*Action item*
Without including any pictures, copy each entry below exactly.

Recorded data
_ _ _ _

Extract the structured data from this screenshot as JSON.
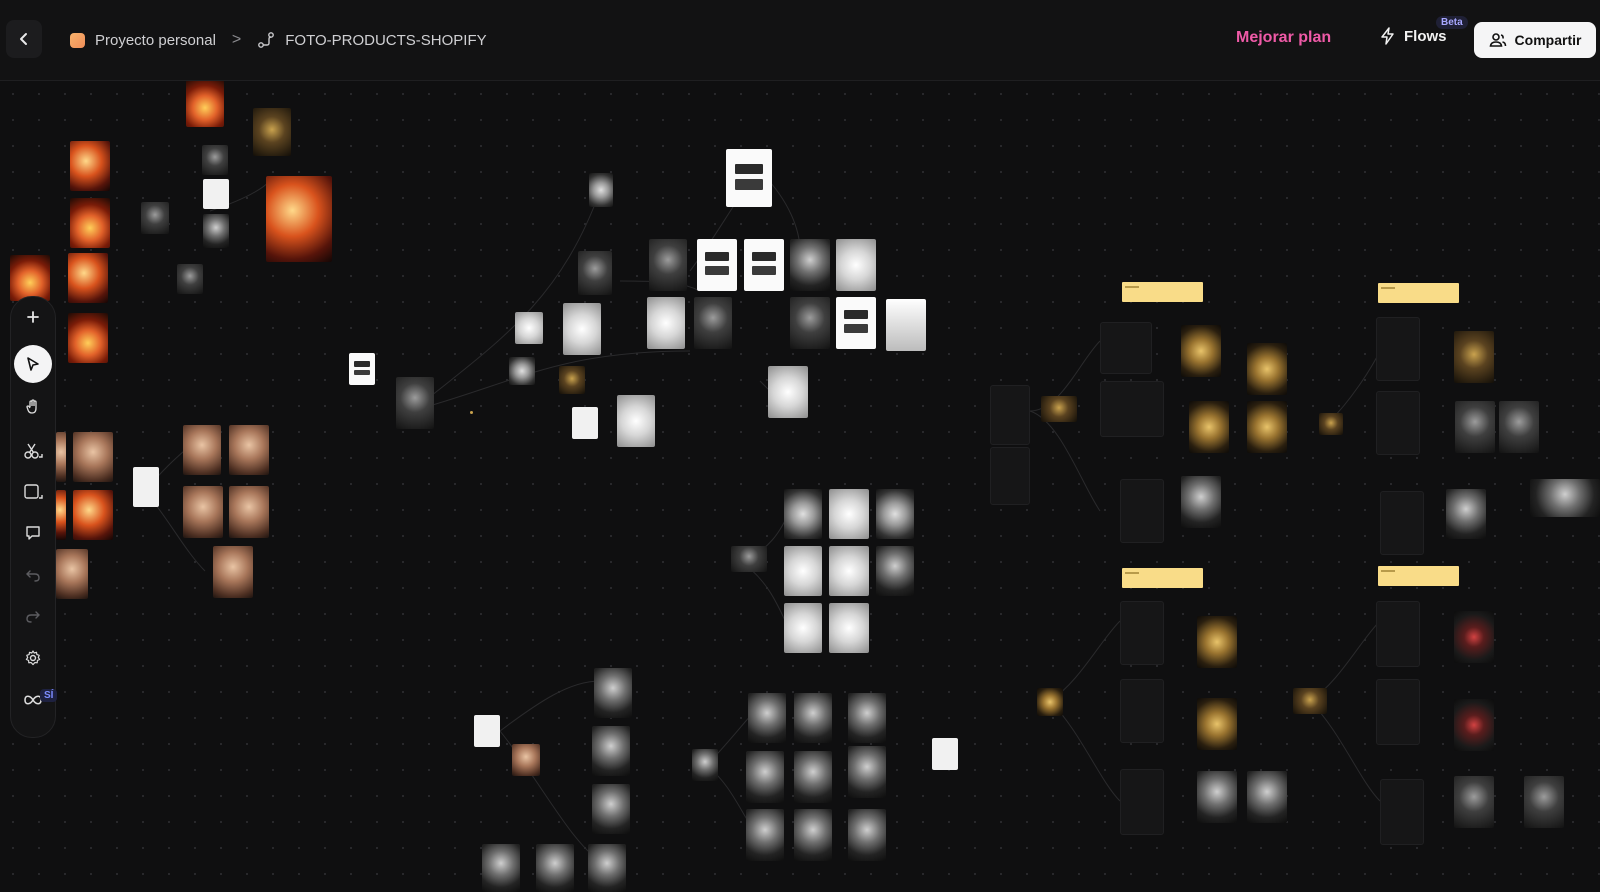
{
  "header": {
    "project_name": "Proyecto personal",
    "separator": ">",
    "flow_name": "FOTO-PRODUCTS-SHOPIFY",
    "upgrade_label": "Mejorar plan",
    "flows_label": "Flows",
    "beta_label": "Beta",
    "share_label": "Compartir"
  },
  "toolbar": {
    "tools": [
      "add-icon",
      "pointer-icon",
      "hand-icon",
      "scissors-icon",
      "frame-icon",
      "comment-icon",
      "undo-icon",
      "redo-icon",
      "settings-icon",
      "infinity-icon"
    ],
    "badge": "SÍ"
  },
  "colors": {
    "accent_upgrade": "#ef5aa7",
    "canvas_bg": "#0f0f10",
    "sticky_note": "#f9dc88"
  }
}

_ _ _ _

*Written answer*
Extract the structured data from this screenshot as JSON.
{
  "header": {
    "project_name": "Proyecto personal",
    "separator": ">",
    "flow_name": "FOTO-PRODUCTS-SHOPIFY",
    "upgrade_label": "Mejorar plan",
    "flows_label": "Flows",
    "beta_label": "Beta",
    "share_label": "Compartir"
  },
  "toolbar": {
    "tools": [
      "add-icon",
      "pointer-icon",
      "hand-icon",
      "scissors-icon",
      "frame-icon",
      "comment-icon",
      "undo-icon",
      "redo-icon",
      "settings-icon",
      "infinity-icon"
    ],
    "badge": "SÍ"
  },
  "colors": {
    "accent_upgrade": "#ef5aa7",
    "canvas_bg": "#0f0f10",
    "sticky_note": "#f9dc88"
  }
}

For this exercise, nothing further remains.